Are These Two Global Banks a Buy After Legal Charges?
Anh is a member of The Motley Fool Blog Network -- entries represent the personal opinion of the blogger and are not formally edited.
Large legal fees have just come from US financial authorities for global British banks Standard Chartered PLC (LSE: STAN) and HSBC Holdings PLC (NYSE: HBC). Standard Chartered has agreed to pay the fine of $327 million to settle charges of money laundering from 2001 to 2007. HSBC took a much harder hit, of up to $1.9 billion, including $1.25 billion in forfeiture and $655 million in civil penalties. Let’s look deeper into how those charges will affect each banks’ earnings.
Standard Chartered Bank focuses its operation in 24 emerging markets, including Asia, Africa, and the Middle East, with the majority of its operating income coming from Hong Kong, Singapore, Korea, India, etc. Out of $10.15 billion in total net interest income in 2011, $5.52 billion was from wholesale banking and $4.63 billion was from consumer banking, nearly 20% lower than wholesale net interest income. Within the consumer banking segment, the majority of its income came from cards, personal loans, and unsecured lending, whereas the other areas such as wealth management, deposits and mortgaged and auto finance were in the range of $1.27 - $1.48 billion in operating income. In the wholesale banking segment, financial markets accounted for the majority of operating income, nearly $3.7 billion, or about 55% of total wholesale banking income.

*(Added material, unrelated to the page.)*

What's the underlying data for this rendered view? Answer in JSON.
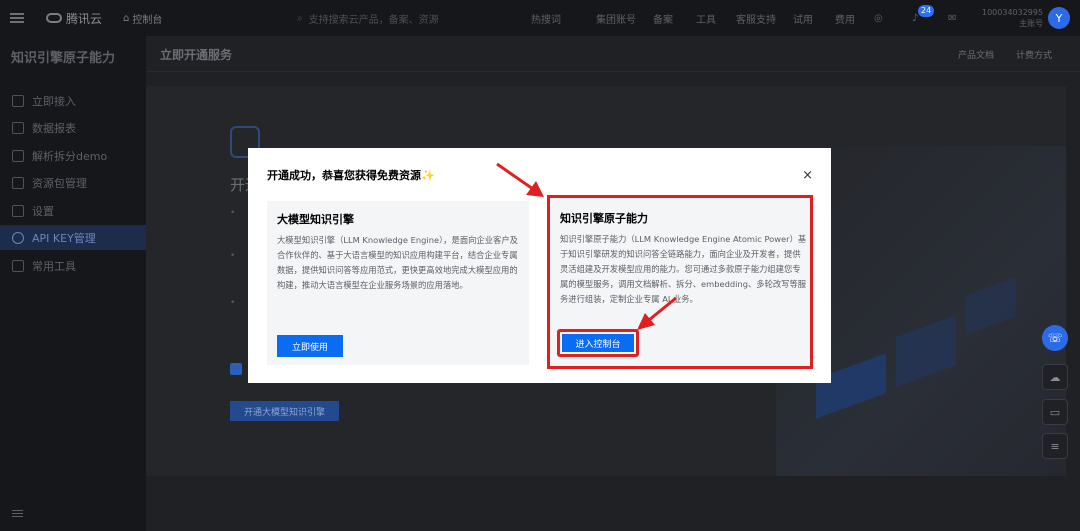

In the last 2 years, the bank’s net interest margin has been quite decent, around 2.2% - 2.3%. The decent net interest margin was sustained because the majority of deposits were interest-bearing current accounts, savings deposits ($150 billion), and time deposits ($193 billion). In addition, it is interesting to see that Standard Charted has managed to diversify their loans somehow similarly to individuals and wholesale banking in several areas, including mortgages, commerce, financial, manufacturing, and communication. In 2011, Standard Chartered booked more than $4.9 billion in profit. Thus, the $327 million fine would represent only 6.6% of its total 2011 profit. In addition, Standard Chartered has consistently delivered sustainable profit and return on equity. Trailing twelve months, the return on assets was 0.86% and the return on equity was 12.15%.
Though the fine for Standard Chartered would not affect the bank’s profit much, HSBC took a much harder hit. HSBC was fined $1.9 billion, whereas its net profit in 2011 was nearly $18 billion. Thus, the fine represents nearly 11% of its 2011 profit, a much larger percentage than Standard Chartered’s. Like its peer Standard Chartered, the majority of profits come from Hong Kong and the other parts of Asia. In the last 2 years, HSBC’s net interest margin is a bit higher than that of Standard Chartered’s; 2.51% in 2011, and 2.68% in 2010. However, in terms of profitability, the return generated on assets and equity have been lower than its peer in the recent years. Trailing twelve months, the return on assets was 0.58% and the return on equity was only 9.3%. Those two banks have been a consistent dividend payers over time. HSBC is paying shareholders a dividend yield of 4%, whereas Standard Chartered is paying 3.3%.
It is interesting to see that HSBC even edged higher after the legal fine announcement. Since the middle of November, HSBC has climbed from $47.50 $51.84 per share currently. Standard Chartered took the hit after climbed from $22.56 to $24.10 per share in the beginning of December. It decreased to $23.83 currently.
My Foolish Take
Those legal charges came quite unexpectedly. We would expect the shares of those two banks would move lower after the news. With global footprints, especially in emerging parts of the world, those two banks look destined to be long-term winners. Investors might wait for lower movement of the share prices to initiate some positions.
hoangquocanh has no positions in the stocks mentioned above. The Motley Fool has no positions in the stocks mentioned above. Try any of our Foolish newsletter services free for 30 days. We Fools may not all hold the same opinions, but we all believe that considering a diverse range of insights makes us better investors. The Motley Fool has a disclosure policy. Is this post wrong? Click here. Think you can do better? Join us and write your own!